Location: Subtropical Plant Pathology Research2013 Annual Report
1a. Objectives (from AD-416):
1) Study thrips vector biology and behavior relative to virus transmission; 2) Develop and test thrips vector management strategies; 3) Evaluate thrips vector management strategies to determine effect on virus transmission.
1b. Approach (from AD-416):
Field, greenhouse and growth chamber experiments will be used with whole plants and leaf discs to study thrips vector biology and behavior, and virus transmission for Tomato spotted wilt virus (TSWV), Groundnut ringspot virus (GRSV) and Tobacco streak virus (TSV). Several common thrips vector species will be examined. These experiments will yield the biological data for development of new and improvement of current thrips vector management strategies. These strategies will be evaluated for thrips and virus management in replicated field trials.
3. Progress Report:

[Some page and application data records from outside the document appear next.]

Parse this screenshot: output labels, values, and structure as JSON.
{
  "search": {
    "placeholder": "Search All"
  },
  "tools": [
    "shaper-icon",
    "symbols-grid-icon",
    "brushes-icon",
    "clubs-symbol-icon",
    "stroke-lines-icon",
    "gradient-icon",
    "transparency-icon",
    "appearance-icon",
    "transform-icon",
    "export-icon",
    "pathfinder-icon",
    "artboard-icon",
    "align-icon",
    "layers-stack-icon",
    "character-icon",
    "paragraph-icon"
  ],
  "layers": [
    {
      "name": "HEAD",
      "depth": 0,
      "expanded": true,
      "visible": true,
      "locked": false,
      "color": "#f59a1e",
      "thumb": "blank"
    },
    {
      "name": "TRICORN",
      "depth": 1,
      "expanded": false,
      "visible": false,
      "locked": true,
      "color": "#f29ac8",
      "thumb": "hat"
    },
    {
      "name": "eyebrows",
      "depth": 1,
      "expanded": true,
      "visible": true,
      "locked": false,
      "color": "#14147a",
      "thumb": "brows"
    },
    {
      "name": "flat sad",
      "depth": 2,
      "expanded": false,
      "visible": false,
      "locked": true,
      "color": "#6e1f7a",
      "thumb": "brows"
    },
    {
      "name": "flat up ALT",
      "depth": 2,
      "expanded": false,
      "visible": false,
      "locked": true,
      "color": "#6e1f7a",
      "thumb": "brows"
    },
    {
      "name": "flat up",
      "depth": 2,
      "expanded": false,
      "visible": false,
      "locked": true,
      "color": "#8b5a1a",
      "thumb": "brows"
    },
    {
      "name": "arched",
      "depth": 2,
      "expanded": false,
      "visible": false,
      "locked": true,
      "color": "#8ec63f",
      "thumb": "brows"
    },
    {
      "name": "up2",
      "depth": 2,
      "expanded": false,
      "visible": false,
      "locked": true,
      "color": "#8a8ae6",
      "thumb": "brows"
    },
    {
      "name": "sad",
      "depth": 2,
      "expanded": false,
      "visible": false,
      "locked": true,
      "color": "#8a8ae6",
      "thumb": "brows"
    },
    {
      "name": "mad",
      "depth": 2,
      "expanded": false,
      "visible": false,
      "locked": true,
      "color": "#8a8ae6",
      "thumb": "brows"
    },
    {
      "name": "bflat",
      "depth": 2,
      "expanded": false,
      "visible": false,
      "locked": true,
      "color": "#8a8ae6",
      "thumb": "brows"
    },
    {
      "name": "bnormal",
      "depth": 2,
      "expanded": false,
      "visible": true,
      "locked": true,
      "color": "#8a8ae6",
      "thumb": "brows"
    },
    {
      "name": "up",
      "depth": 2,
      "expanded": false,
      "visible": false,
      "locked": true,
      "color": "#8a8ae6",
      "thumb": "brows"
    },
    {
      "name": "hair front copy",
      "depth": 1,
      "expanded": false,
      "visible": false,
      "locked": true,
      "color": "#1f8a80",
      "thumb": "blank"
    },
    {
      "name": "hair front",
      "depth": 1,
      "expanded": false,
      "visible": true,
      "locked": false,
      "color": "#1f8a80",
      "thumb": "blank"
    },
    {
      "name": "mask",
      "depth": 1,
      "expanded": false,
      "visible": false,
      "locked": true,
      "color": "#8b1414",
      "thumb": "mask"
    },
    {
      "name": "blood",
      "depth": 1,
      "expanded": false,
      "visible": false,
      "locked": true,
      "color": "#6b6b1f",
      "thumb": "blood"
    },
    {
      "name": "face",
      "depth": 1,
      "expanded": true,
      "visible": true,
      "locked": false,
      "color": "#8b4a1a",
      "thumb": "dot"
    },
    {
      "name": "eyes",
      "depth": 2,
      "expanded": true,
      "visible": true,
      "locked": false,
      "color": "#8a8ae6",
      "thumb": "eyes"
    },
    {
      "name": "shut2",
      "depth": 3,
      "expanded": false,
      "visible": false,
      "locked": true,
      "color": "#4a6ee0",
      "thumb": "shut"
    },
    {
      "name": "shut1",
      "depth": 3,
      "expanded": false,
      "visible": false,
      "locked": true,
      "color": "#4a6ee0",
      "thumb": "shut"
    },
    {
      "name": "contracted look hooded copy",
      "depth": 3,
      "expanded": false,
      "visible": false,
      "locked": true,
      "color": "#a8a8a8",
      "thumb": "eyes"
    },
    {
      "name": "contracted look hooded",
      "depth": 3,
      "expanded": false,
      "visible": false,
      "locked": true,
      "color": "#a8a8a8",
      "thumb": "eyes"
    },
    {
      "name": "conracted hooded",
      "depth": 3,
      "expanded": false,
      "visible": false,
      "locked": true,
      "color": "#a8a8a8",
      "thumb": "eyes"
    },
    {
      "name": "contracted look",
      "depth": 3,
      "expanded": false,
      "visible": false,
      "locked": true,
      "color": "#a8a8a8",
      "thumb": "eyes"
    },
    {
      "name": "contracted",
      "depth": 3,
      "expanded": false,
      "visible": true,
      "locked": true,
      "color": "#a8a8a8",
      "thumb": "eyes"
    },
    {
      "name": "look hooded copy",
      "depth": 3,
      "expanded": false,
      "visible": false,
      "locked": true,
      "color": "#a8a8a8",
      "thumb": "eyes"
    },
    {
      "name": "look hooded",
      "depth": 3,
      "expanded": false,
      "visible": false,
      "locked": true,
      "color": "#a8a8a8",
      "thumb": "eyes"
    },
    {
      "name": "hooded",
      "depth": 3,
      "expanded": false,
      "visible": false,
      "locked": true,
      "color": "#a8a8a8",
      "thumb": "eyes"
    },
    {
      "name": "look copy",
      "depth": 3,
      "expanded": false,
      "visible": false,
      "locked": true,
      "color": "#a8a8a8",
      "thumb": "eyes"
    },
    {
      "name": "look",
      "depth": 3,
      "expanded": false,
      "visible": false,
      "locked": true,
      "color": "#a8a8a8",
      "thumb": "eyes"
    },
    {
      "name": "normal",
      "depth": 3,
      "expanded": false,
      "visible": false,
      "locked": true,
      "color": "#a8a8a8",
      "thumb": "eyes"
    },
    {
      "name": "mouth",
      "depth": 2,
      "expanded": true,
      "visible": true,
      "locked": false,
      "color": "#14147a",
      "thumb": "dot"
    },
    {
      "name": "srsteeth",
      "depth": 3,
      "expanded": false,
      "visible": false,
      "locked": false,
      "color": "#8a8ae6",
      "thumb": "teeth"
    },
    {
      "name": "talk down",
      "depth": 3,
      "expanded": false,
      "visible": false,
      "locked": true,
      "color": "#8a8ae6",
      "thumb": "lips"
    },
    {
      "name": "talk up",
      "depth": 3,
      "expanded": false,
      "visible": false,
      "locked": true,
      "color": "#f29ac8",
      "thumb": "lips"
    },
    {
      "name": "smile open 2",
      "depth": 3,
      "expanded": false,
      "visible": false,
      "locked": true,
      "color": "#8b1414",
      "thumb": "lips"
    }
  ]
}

This research relates to inhouse project objectives 1. Characterize ecology, biology, epidemiology, molecular genetics, and vector and host (crop and weed) interactions of domestic, exotic, newly emerging, and re-emerging pathogens; 2. Develop/refine rapid, sensitive reliable detection/sampling methods for pathogens; and 3. Develop or improve comprehensive integrated disease management strategies. Frankliniella cephalica is one of the most common neotropical flower thrips species. In addition to injury to various crops, it is a competent vector of Tomato spotted wilt virus. Its ability to vector other tospoviruses invasive to Florida is not understood. This species is very similar morphologically to the most common flower thrips in Florida, the Florida flower thrips (Frankliniella bispinosa). The adults can be identified competently to species only by a time-consuming and difficult process of museum-quality slide mounting. No method was previously known to determine the species of other life stages. For this reason, it has largely been mis-identified in Florida studies as Frankliniella bispinosa. Consequently, we do not know the pest status of F. cephalica on various crops, nor do we understand its role in vectoring tospoviruses in Florida. We began studies during the past year to determine the geographic and host range of F. cephalica in Florida. We are also investigating the amount of niche overlap between F. cephalica and other common thrips (namely, F. bispinosa) by sampling various plant hosts at 15 to 30 km intervals north to south in Florida from extreme southern Florida in Key West to the northern border near Tallahassee. An objective is to determine how the two species interact competitively. Also, we are developing molecular techniques and additional morphological techniques to identify different life stages and populations of F. cephalica and F.bispinosa. Ultimately, we want to determine the ability of different populations of F. cephalica and F. bispinosa to competently vector Tomato spotted wilt virus, Tomato chlorotic spot virus, Groundnut ringspot virus, and other tospoviruses in Florida. We also began studies to determine the role of flower color in preference of flower thrips and their key natural enemies for ornamental plants. Ultimately we want to develop stimulo-deterrent techniques to manage thrips and tospoviruses by altering flower color. During the past year, we were able to get these projects started. A graduate student, initiated studies as his thesis research. He is coordinating the study to determine the geographic and host ranges of F. cephalica in Florida. He is a full-time employee of the USDA APHIS PPQ located at Miami field station. His tuition and supplies for these studies are paid from a different source. A part-time employee was hired to assist him in sample collection and processing. His salary is paid from the cooperative agreement. We also made progress on the study to determine the role of flower color in preference of flower color on thrips and thrips natural enemies. The part-time employee is also assisting in this study.